Funded by donations and the pocket money of the station's founders – with equipment donated by several politicians, including Odinga – Pamoja plays dance music to attract listeners, interspersed with news, talk-shows, and informational programs, targeted at specific audiences.
Something for everyone
For youths, Pamoja plays local Kenyan music by up-and-coming musicians from 7-10 a.m., and reggae from 2-4 p.m. For housewives, Pamoja plays traditional East African music from 10 a.m. to noon. For sports lovers, reporters like Fatuma Adan – an unlikely sports fanatic in traditional Muslim veil – give the play-by-play action for local matches.
Abubakr sticks to old-school reggae favorites by Bob Marley, Peter Tosh, and Jimmy Cliff. In between songs, he talks about health and educational programs set up by local and international aid groups to reach Kibera's youths. He invites experts to talk about the health effects of drug abuse, the dangers of unprotected sex, the need for boys to avoid gangs, and young girls to avoid prostitution. The subjects might not please Kibera's traditional Muslim residents, but Abubakr's positive message and push for improvement gives them few reasons to grumble.
"People in Kibera are so poor, the levels of infrastructure are so severe, it is utterly unimaginable that human beings can be allowed to live there," says Njeri Kabeberi, executive director of the Center for Multiparty Democracy in Nairobi.
"Nobody asks what can we do to improve life there," she adds, but news reports about Kibera, such as those reported by Pamoja, can make a difference, informing local residents about their own conditions, and forcing political leaders to take notice.
Despite its even-handed strategy toward political parties – or perhaps because of it – Pamoja received threats last week from gangs in the streets of Kibera, who wanted to burn down the apartment building where Pamoja broadcasts. The reason: the building is owned by a Kikuyu.
Yet Pamoja volunteers such as Mohammad, Fatuma, Adam, and others keep showing up for work, and Kibera residents continue to tune in for news about their own town.

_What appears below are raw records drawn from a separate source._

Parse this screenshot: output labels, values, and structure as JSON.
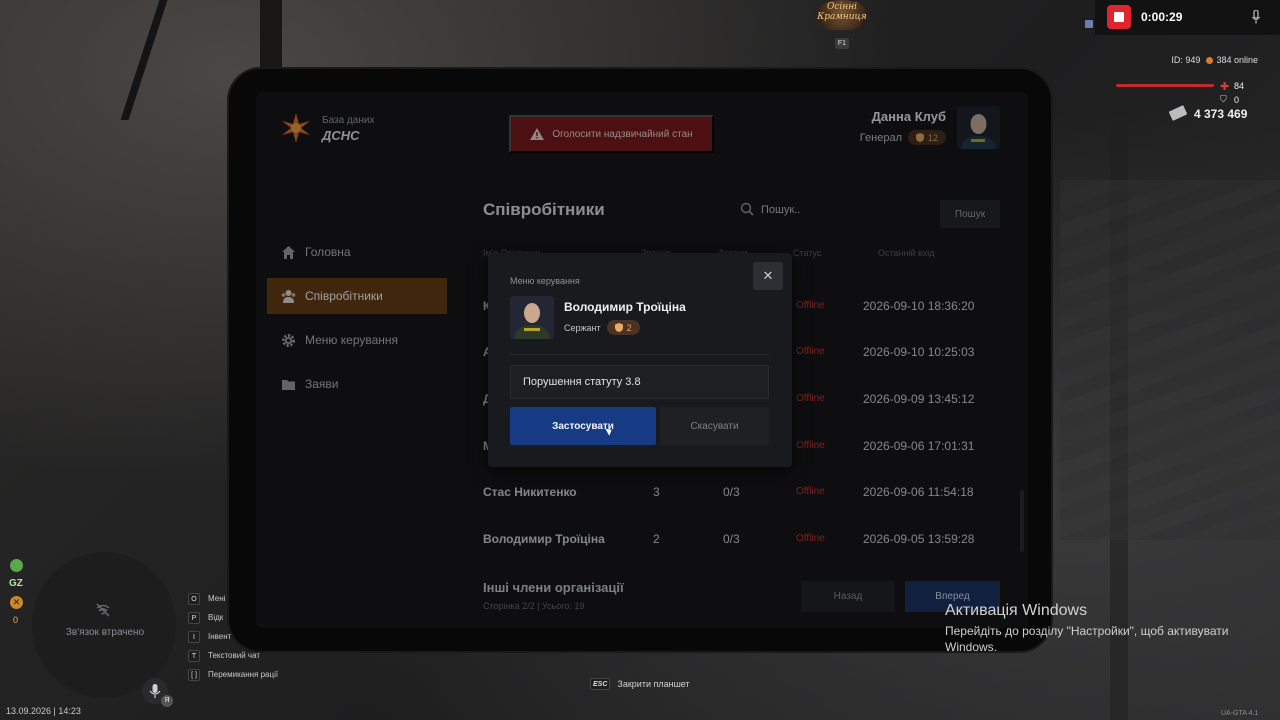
{
  "event_logo": {
    "text": "Осінні Крамниця",
    "key": "F1"
  },
  "recording": {
    "time": "0:00:29"
  },
  "hud": {
    "id_label": "ID: 949",
    "online": "384 online",
    "health": "84",
    "armor": "0",
    "money": "4 373 469",
    "colors": {
      "health": "#c32a2a",
      "online_dot": "#e07a2c"
    }
  },
  "tablet": {
    "brand": {
      "subtitle": "База даних",
      "title": "ДСНС"
    },
    "emergency_button": "Оголосити надзвичайний стан",
    "user": {
      "name": "Данна Клуб",
      "rank": "Генерал",
      "level": "12"
    },
    "nav": [
      {
        "label": "Головна",
        "icon": "home-icon"
      },
      {
        "label": "Співробітники",
        "icon": "users-icon",
        "active": true
      },
      {
        "label": "Меню керування",
        "icon": "gear-icon"
      },
      {
        "label": "Заяви",
        "icon": "folder-icon"
      }
    ],
    "page_title": "Співробітники",
    "search": {
      "placeholder": "Пошук..",
      "button": "Пошук"
    },
    "table": {
      "headers": [
        "Ім'я Прізвище",
        "Звання",
        "Догани",
        "Статус",
        "Останній вхід"
      ],
      "rows": [
        {
          "name": "К",
          "rank": "",
          "warnings": "",
          "status": "Offline",
          "last_login": "2026-09-10 18:36:20"
        },
        {
          "name": "А",
          "rank": "",
          "warnings": "",
          "status": "Offline",
          "last_login": "2026-09-10 10:25:03"
        },
        {
          "name": "Д",
          "rank": "",
          "warnings": "",
          "status": "Offline",
          "last_login": "2026-09-09 13:45:12"
        },
        {
          "name": "М",
          "rank": "",
          "warnings": "",
          "status": "Offline",
          "last_login": "2026-09-06 17:01:31"
        },
        {
          "name": "Стас Никитенко",
          "rank": "3",
          "warnings": "0/3",
          "status": "Offline",
          "last_login": "2026-09-06 11:54:18"
        },
        {
          "name": "Володимир Троїціна",
          "rank": "2",
          "warnings": "0/3",
          "status": "Offline",
          "last_login": "2026-09-05 13:59:28"
        }
      ]
    },
    "other_members": "Інші члени організації",
    "pager": {
      "info": "Сторінка 2/2 | Усього: 19",
      "back": "Назад",
      "next": "Вперед"
    }
  },
  "modal": {
    "title": "Меню керування",
    "close": "✕",
    "employee": {
      "name": "Володимир Троїціна",
      "rank": "Сержант",
      "level": "2"
    },
    "reason_value": "Порушення статуту 3.8",
    "apply": "Застосувати",
    "cancel": "Скасувати"
  },
  "bottom_hud": {
    "gz": "GZ",
    "counter": "0",
    "minimap_lost": "Зв'язок втрачено",
    "mic_key": "Я",
    "datetime": "13.09.2026 | 14:23",
    "keys": [
      {
        "key": "O",
        "label": "Мені"
      },
      {
        "key": "P",
        "label": "Відк"
      },
      {
        "key": "I",
        "label": "Інвент"
      },
      {
        "key": "T",
        "label": "Текстовий чат"
      },
      {
        "key": "[ ]",
        "label": "Перемикання рації"
      }
    ],
    "esc": {
      "key": "ESC",
      "label": "Закрити планшет"
    }
  },
  "windows_activation": {
    "title": "Активація Windows",
    "text": "Перейдіть до розділу \"Настройки\", щоб активувати Windows."
  },
  "version": "UA-GTA 4.1"
}
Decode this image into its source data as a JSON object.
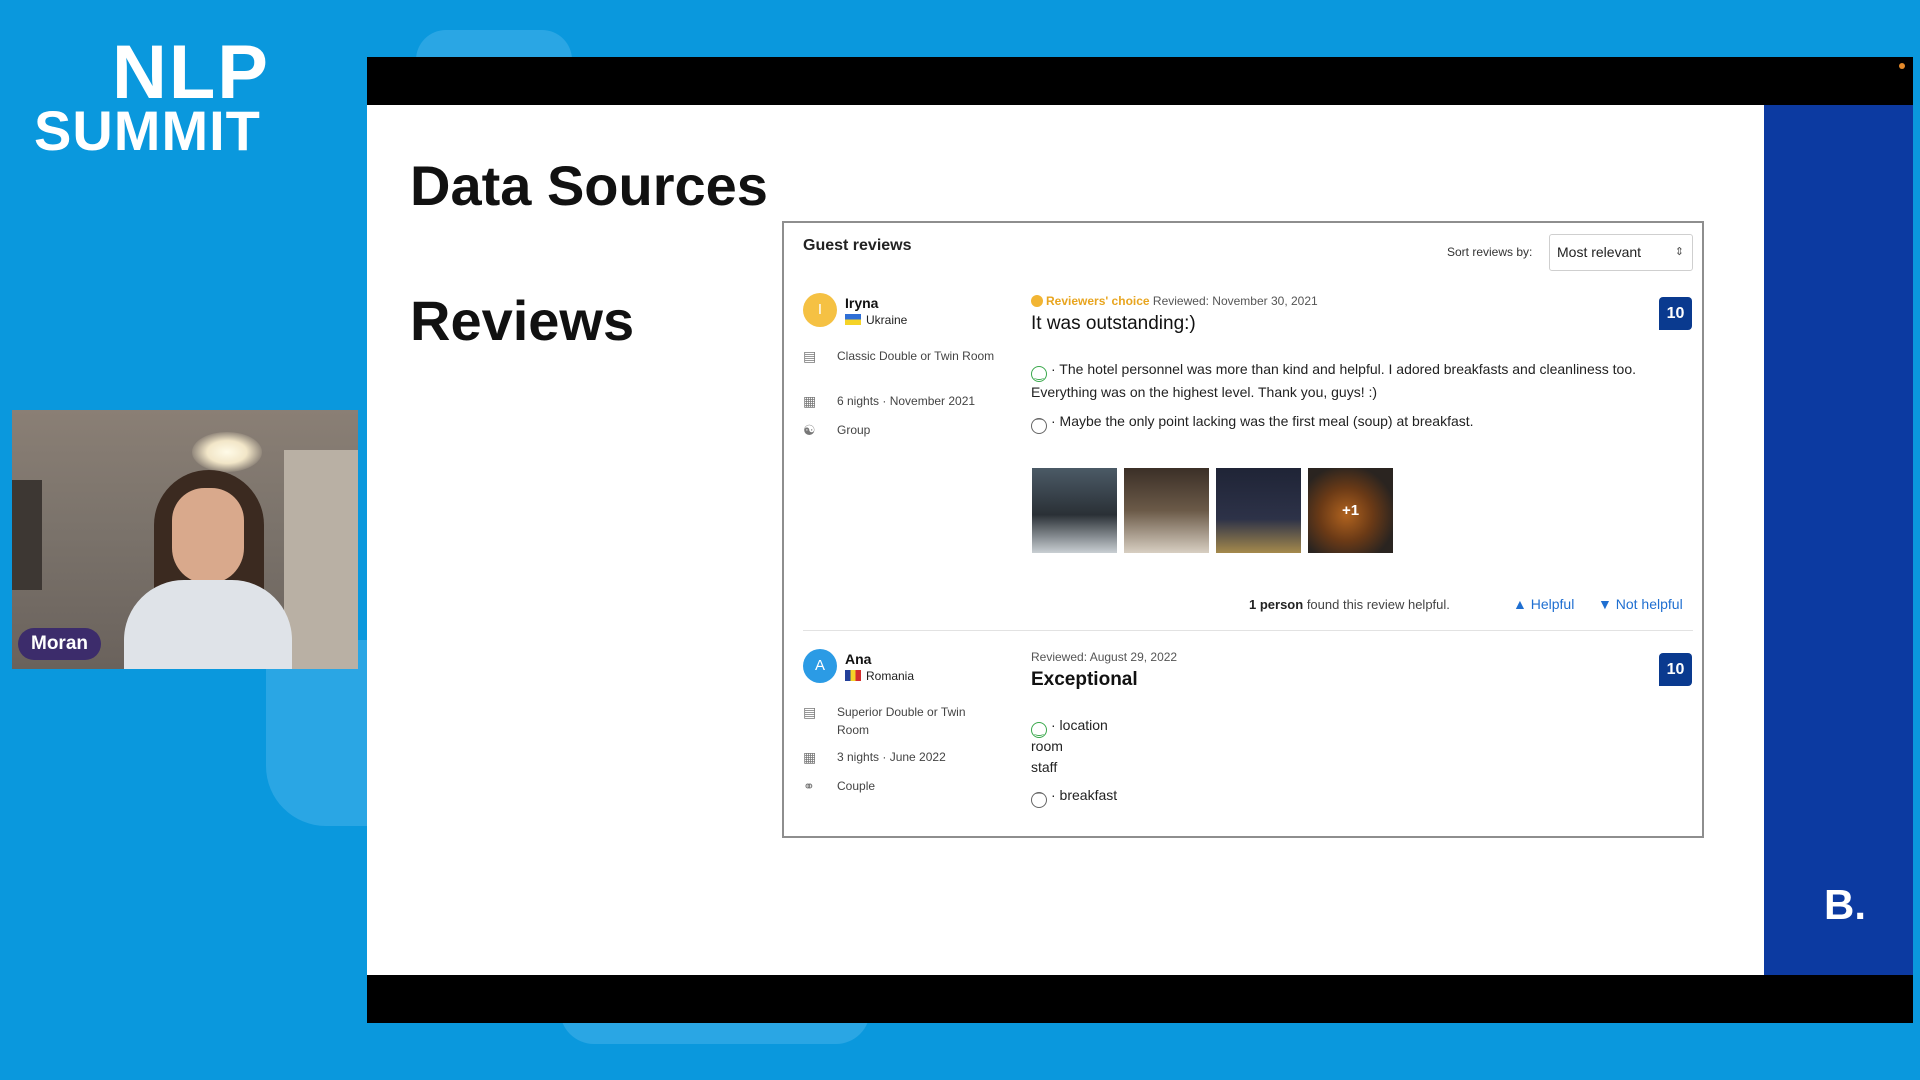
{
  "logo": {
    "line1": "NLP",
    "line2": "SUMMIT"
  },
  "speaker": {
    "name": "Moran"
  },
  "slide": {
    "title": "Data Sources",
    "subtitle": "Reviews",
    "brand_mark": "B."
  },
  "reviews_panel": {
    "heading": "Guest reviews",
    "sort_label": "Sort reviews by:",
    "sort_value": "Most relevant",
    "reviews": [
      {
        "avatar_letter": "I",
        "name": "Iryna",
        "country": "Ukraine",
        "room": "Classic Double or Twin Room",
        "stay": "6 nights · November 2021",
        "traveler_type": "Group",
        "badge": "Reviewers' choice",
        "reviewed": "Reviewed: November 30, 2021",
        "title": "It was outstanding:)",
        "score": "10",
        "positive": "· The hotel personnel was more than kind and helpful. I adored breakfasts and cleanliness too. Everything was on the highest level. Thank you, guys! :)",
        "negative": "· Maybe the only point lacking was the first meal (soup) at breakfast.",
        "photo_more": "+1",
        "helpful_count": "1 person",
        "helpful_text": "found this review helpful.",
        "helpful_btn": "Helpful",
        "not_helpful_btn": "Not helpful"
      },
      {
        "avatar_letter": "A",
        "name": "Ana",
        "country": "Romania",
        "room": "Superior Double or Twin Room",
        "stay": "3 nights · June 2022",
        "traveler_type": "Couple",
        "reviewed": "Reviewed: August 29, 2022",
        "title": "Exceptional",
        "score": "10",
        "positive_lines": [
          "· location",
          "room",
          "staff"
        ],
        "negative": "· breakfast"
      }
    ]
  },
  "colors": {
    "background": "#0a98dd",
    "side_panel": "#0c3aa1",
    "score_badge": "#0a3a8f",
    "link": "#1f6fd1",
    "reviewers_choice": "#e8a51f"
  }
}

"So many people in the ghetto have no way to express themselves," says Abubakr. "These are people with talent, people with ideas, people who are oppressed. And through radio, we can reach them."